While Hunt has taught varieties of courses throughout his career ranging from Government to English to AP European History, the course for which Hunt is considered most iconic is IB Theory of Knowledge, a discussion-based class designed to open students’ minds to critical thinking and reflective questioning. Hunt says that in addition to stimulating discussion and debate, he emphasizes the importance of values and encourages students to “think about our obligations to each other, to our country, and to our world.”

As the word why is always a dominant one in Hunt’s classroom, many may feel compelled to ask what has made him so dedicated to his career throughout his 50 years as a teacher. While the true answer may be only known to Hunt himself, anyone who has been in Hunt’s presence will notice the passion for learning and sharing his knowledge. 

“One of the nice things about education is while we will never become rich, we have the privilege of working with other educated people and working with people who deal with ideas constantly and inspire us to think,” reflected Hunt. “It’s been a wonderful profession for me. When you change schools, you think ‘this time I’m here for a job’ and all of a sudden you get teary when you leave.”

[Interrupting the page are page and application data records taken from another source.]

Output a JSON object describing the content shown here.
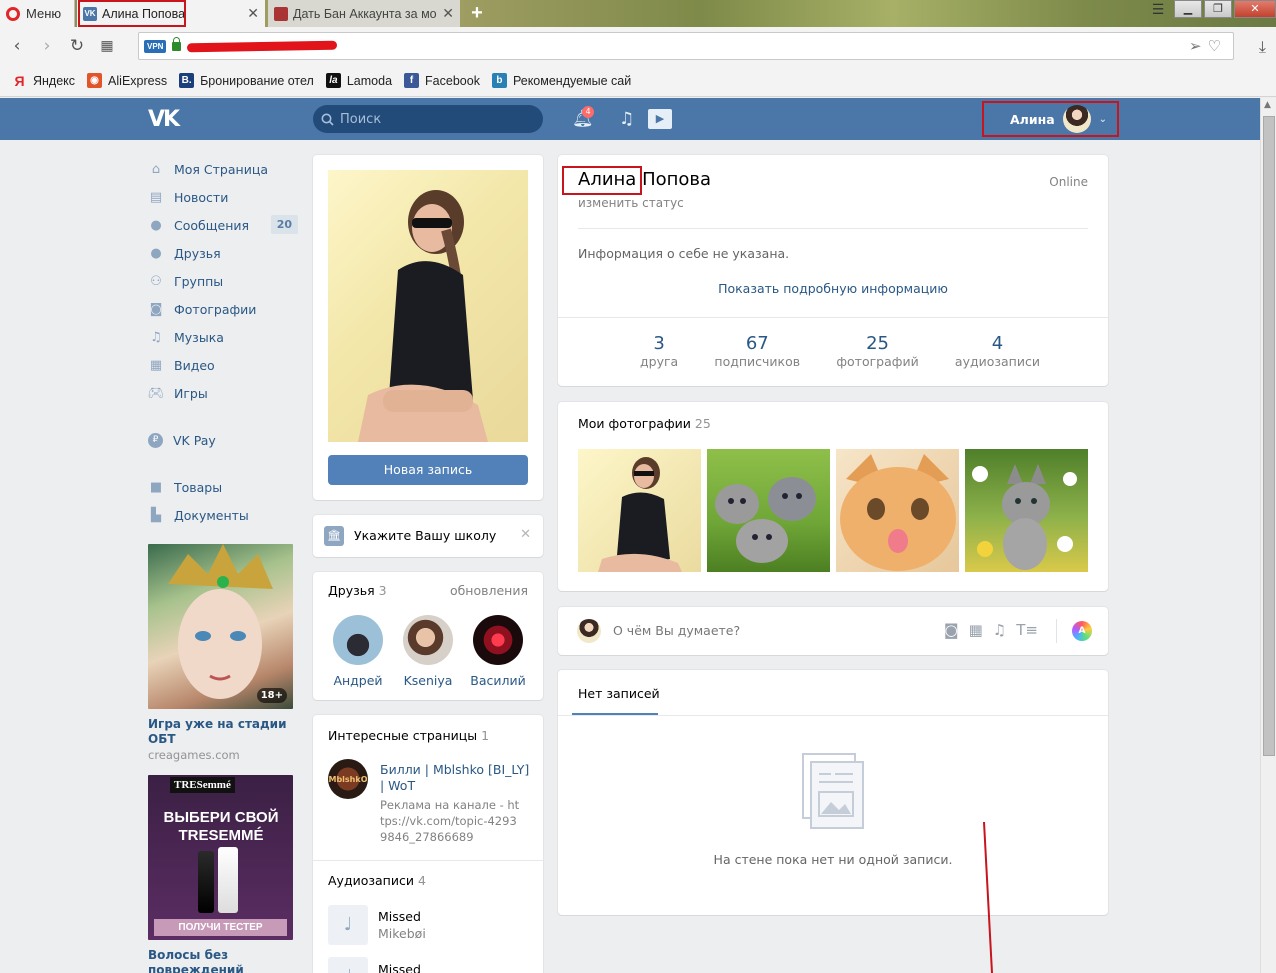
{
  "browser": {
    "menu_label": "Меню",
    "tabs": [
      {
        "title": "Алина Попова",
        "active": true
      },
      {
        "title": "Дать Бан Аккаунта за мо",
        "active": false
      }
    ],
    "vpn_badge": "VPN",
    "bookmarks": [
      {
        "label": "Яндекс",
        "icon": "Я",
        "color": "#e0262b"
      },
      {
        "label": "AliExpress",
        "icon": "◉",
        "color": "#e2542a"
      },
      {
        "label": "Бронирование отел",
        "icon": "B.",
        "color": "#1a3f7a"
      },
      {
        "label": "Lamoda",
        "icon": "la",
        "color": "#111111"
      },
      {
        "label": "Facebook",
        "icon": "f",
        "color": "#3b5998"
      },
      {
        "label": "Рекомендуемые сай",
        "icon": "b",
        "color": "#2a7fb5"
      }
    ]
  },
  "vk": {
    "logo": "VK",
    "search_placeholder": "Поиск",
    "notifications_count": "4",
    "user_name": "Алина",
    "accent": "#4a76a8"
  },
  "sidebar": {
    "items": [
      {
        "label": "Моя Страница",
        "icon": "home-icon"
      },
      {
        "label": "Новости",
        "icon": "news-icon"
      },
      {
        "label": "Сообщения",
        "icon": "messages-icon",
        "count": "20"
      },
      {
        "label": "Друзья",
        "icon": "friends-icon"
      },
      {
        "label": "Группы",
        "icon": "groups-icon"
      },
      {
        "label": "Фотографии",
        "icon": "camera-icon"
      },
      {
        "label": "Музыка",
        "icon": "music-icon"
      },
      {
        "label": "Видео",
        "icon": "video-icon"
      },
      {
        "label": "Игры",
        "icon": "games-icon"
      }
    ],
    "items2": [
      {
        "label": "VK Pay",
        "icon": "vkpay-icon"
      }
    ],
    "items3": [
      {
        "label": "Товары",
        "icon": "bag-icon"
      },
      {
        "label": "Документы",
        "icon": "document-icon"
      }
    ],
    "ads": [
      {
        "title": "Игра уже на стадии ОБТ",
        "sub": "creagames.com",
        "badge": "18+"
      },
      {
        "title": "Волосы без повреждений",
        "sub": "",
        "img_text1": "ВЫБЕРИ СВОЙ TRESEMMÉ",
        "img_text2": "ПОЛУЧИ ТЕСТЕР",
        "brand": "TRESemmé"
      }
    ]
  },
  "profile": {
    "new_post_button": "Новая запись",
    "school_prompt": "Укажите Вашу школу",
    "first_name": "Алина",
    "last_name": "Попова",
    "status_link": "изменить статус",
    "online": "Online",
    "about": "Информация о себе не указана.",
    "show_more": "Показать подробную информацию",
    "counters": [
      {
        "value": "3",
        "label": "друга"
      },
      {
        "value": "67",
        "label": "подписчиков"
      },
      {
        "value": "25",
        "label": "фотографий"
      },
      {
        "value": "4",
        "label": "аудиозаписи"
      }
    ]
  },
  "friends": {
    "title": "Друзья",
    "count": "3",
    "updates": "обновления",
    "list": [
      "Андрей",
      "Kseniya",
      "Василий"
    ]
  },
  "interesting": {
    "title": "Интересные страницы",
    "count": "1",
    "page_name": "Билли | Mblshko [BI_LY] | WoT",
    "page_desc": "Реклама на канале - https://vk.com/topic-42939846_27866689",
    "logo_text": "MblshkO"
  },
  "audio": {
    "title": "Аудиозаписи",
    "count": "4",
    "tracks": [
      {
        "title": "Missed",
        "artist": "Mikebøi"
      },
      {
        "title": "Missed",
        "artist": ""
      }
    ]
  },
  "photos": {
    "title": "Мои фотографии",
    "count": "25"
  },
  "composer": {
    "placeholder": "О чём Вы думаете?"
  },
  "wall": {
    "tab": "Нет записей",
    "empty": "На стене пока нет ни одной записи."
  }
}
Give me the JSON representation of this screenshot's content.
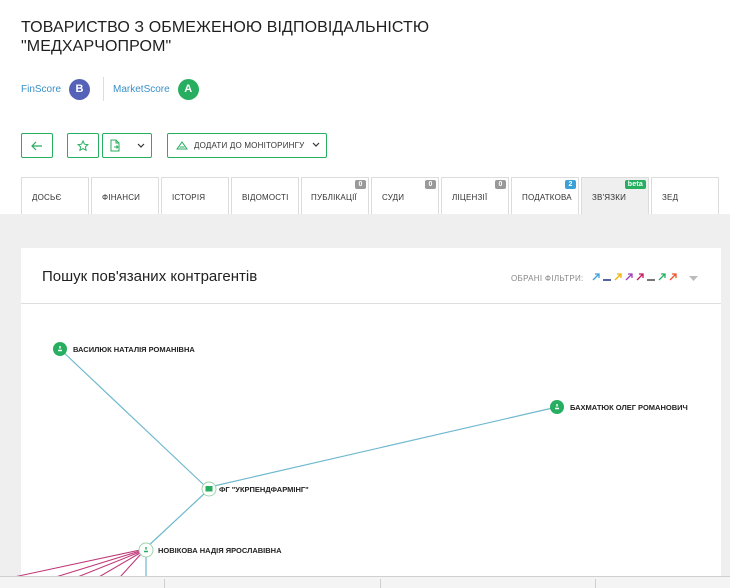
{
  "company": {
    "title": "ТОВАРИСТВО З ОБМЕЖЕНОЮ ВІДПОВІДАЛЬНІСТЮ \"МЕДХАРЧОПРОМ\""
  },
  "scores": {
    "finscore_label": "FinScore",
    "finscore_value": "B",
    "finscore_color": "#5463b8",
    "marketscore_label": "MarketScore",
    "marketscore_value": "A",
    "marketscore_color": "#27ae60"
  },
  "toolbar": {
    "back_icon": "arrow-left-icon",
    "favorite_icon": "star-icon",
    "export_icon": "document-export-icon",
    "monitor_label": "ДОДАТИ ДО МОНІТОРИНГУ",
    "accent": "#27ae60"
  },
  "tabs": [
    {
      "label": "ДОСЬЄ",
      "badge": ""
    },
    {
      "label": "ФІНАНСИ",
      "badge": ""
    },
    {
      "label": "ІСТОРІЯ",
      "badge": ""
    },
    {
      "label": "ВІДОМОСТІ",
      "badge": ""
    },
    {
      "label": "ПУБЛІКАЦІЇ",
      "badge": "0"
    },
    {
      "label": "СУДИ",
      "badge": "0"
    },
    {
      "label": "ЛІЦЕНЗІЇ",
      "badge": "0"
    },
    {
      "label": "ПОДАТКОВА",
      "badge": "2"
    },
    {
      "label": "ЗВ'ЯЗКИ",
      "badge": "beta",
      "active": true
    },
    {
      "label": "ЗЕД",
      "badge": ""
    }
  ],
  "relations": {
    "title": "Пошук пов'язаних контрагентів",
    "filters_label": "ОБРАНІ ФІЛЬТРИ:",
    "filter_colors": [
      "#3aa0d8",
      "#2c3e90",
      "#f0b400",
      "#9b3fb5",
      "#c2185b",
      "#555555",
      "#27ae60",
      "#e8552c"
    ],
    "nodes": [
      {
        "label": "ВАСИЛЮК НАТАЛІЯ РОМАНІВНА",
        "type": "person"
      },
      {
        "label": "БАХМАТЮК ОЛЕГ РОМАНОВИЧ",
        "type": "person"
      },
      {
        "label": "ФГ \"УКРПЕНДФАРМІНГ\"",
        "type": "company"
      },
      {
        "label": "НОВІКОВА НАДІЯ ЯРОСЛАВІВНА",
        "type": "person"
      }
    ],
    "edge_colors": {
      "link": "#6fb8cf",
      "pink": "#c0397a"
    }
  }
}
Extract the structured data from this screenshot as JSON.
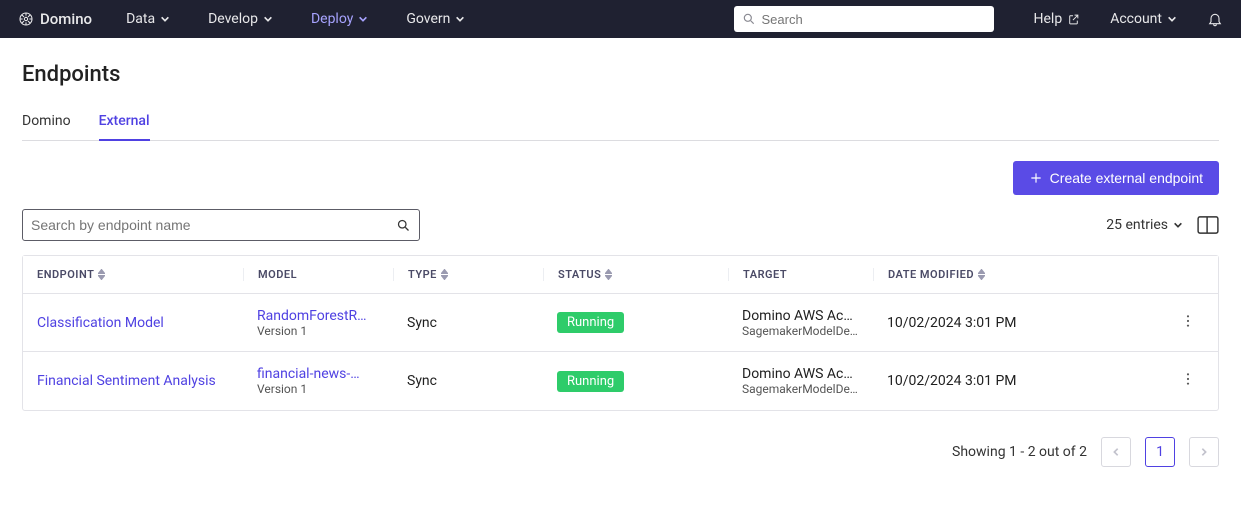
{
  "brand": "Domino",
  "nav": {
    "items": [
      {
        "label": "Data",
        "active": false
      },
      {
        "label": "Develop",
        "active": false
      },
      {
        "label": "Deploy",
        "active": true
      },
      {
        "label": "Govern",
        "active": false
      }
    ]
  },
  "top_search": {
    "placeholder": "Search"
  },
  "help": {
    "label": "Help"
  },
  "account": {
    "label": "Account"
  },
  "page_title": "Endpoints",
  "tabs": [
    {
      "label": "Domino",
      "active": false
    },
    {
      "label": "External",
      "active": true
    }
  ],
  "create_button": {
    "label": "Create external endpoint"
  },
  "endpoint_search": {
    "placeholder": "Search by endpoint name"
  },
  "entries_selector": {
    "label": "25 entries"
  },
  "table": {
    "columns": [
      {
        "label": "ENDPOINT",
        "sortable": true
      },
      {
        "label": "MODEL",
        "sortable": false
      },
      {
        "label": "TYPE",
        "sortable": true
      },
      {
        "label": "STATUS",
        "sortable": true
      },
      {
        "label": "TARGET",
        "sortable": false
      },
      {
        "label": "DATE MODIFIED",
        "sortable": true
      },
      {
        "label": "",
        "sortable": false
      }
    ],
    "rows": [
      {
        "endpoint": "Classification Model",
        "model": "RandomForestR…",
        "version": "Version 1",
        "type": "Sync",
        "status": "Running",
        "target_main": "Domino AWS Acc…",
        "target_sub": "SagemakerModelDe…",
        "date_modified": "10/02/2024 3:01 PM"
      },
      {
        "endpoint": "Financial Sentiment Analysis",
        "model": "financial-news-…",
        "version": "Version 1",
        "type": "Sync",
        "status": "Running",
        "target_main": "Domino AWS Acc…",
        "target_sub": "SagemakerModelDe…",
        "date_modified": "10/02/2024 3:01 PM"
      }
    ]
  },
  "pagination": {
    "summary": "Showing 1 - 2 out of 2",
    "current_page": "1"
  }
}
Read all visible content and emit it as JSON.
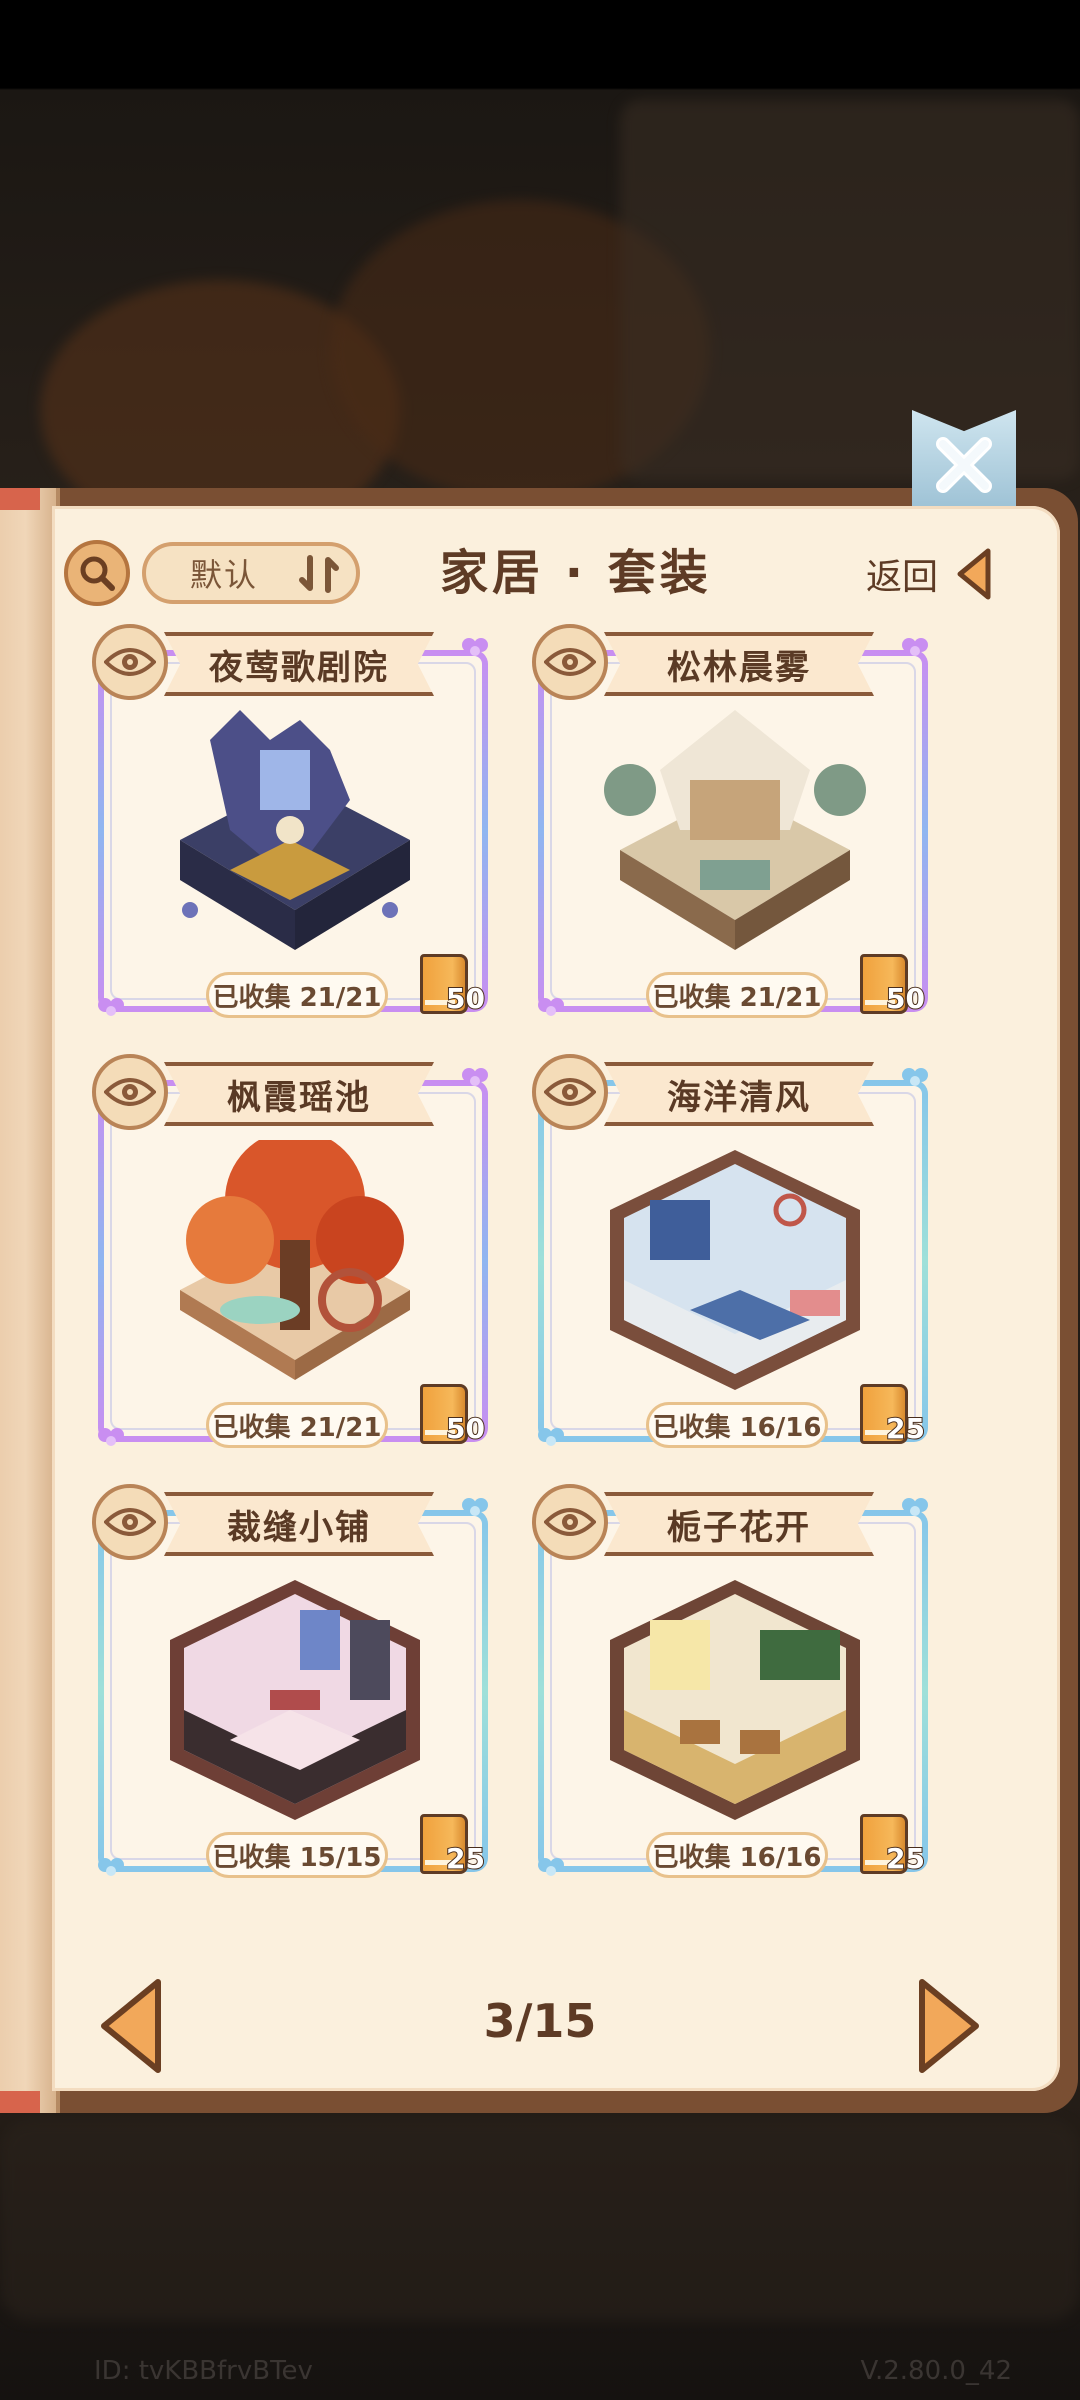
{
  "header": {
    "sort_label": "默认",
    "title": "家居 · 套装",
    "back_label": "返回"
  },
  "sets": [
    {
      "name": "夜莺歌剧院",
      "collected": "已收集 21/21",
      "reward": "50",
      "frame": "purple"
    },
    {
      "name": "松林晨雾",
      "collected": "已收集 21/21",
      "reward": "50",
      "frame": "purple"
    },
    {
      "name": "枫霞瑶池",
      "collected": "已收集 21/21",
      "reward": "50",
      "frame": "purple"
    },
    {
      "name": "海洋清风",
      "collected": "已收集 16/16",
      "reward": "25",
      "frame": "blue"
    },
    {
      "name": "裁缝小铺",
      "collected": "已收集 15/15",
      "reward": "25",
      "frame": "blue"
    },
    {
      "name": "栀子花开",
      "collected": "已收集 16/16",
      "reward": "25",
      "frame": "blue"
    }
  ],
  "pager": {
    "current": "3/15"
  },
  "footer": {
    "id": "ID: tvKBBfrvBTev",
    "version": "V.2.80.0_42"
  },
  "icons": [
    "search-icon",
    "sort-icon",
    "back-arrow-icon",
    "close-icon",
    "eye-icon",
    "book-icon",
    "prev-arrow-icon",
    "next-arrow-icon"
  ],
  "colors": {
    "page": "#fbf0dd",
    "text": "#5e3b25",
    "accent": "#eab477",
    "rare_frame": "#c98ef1",
    "common_frame": "#86c6ea"
  }
}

In his retirement, Hunt plans to pursue his enthusiasm for traveling and learning Spanish, as well as doing volunteer work. The positive and encouraging attitude Hunt brings to the school is palpable. His 50 years in the classroom have been a gift to a myriad of students in South Florida.

“Mr. Hunt has been my classroom roommate and one of my best buddies for twelve years,” said IB Coordinator Jan Patterson. “He will be extremely missed by both his students and fellow faculty. For him, teaching is truly a passion.”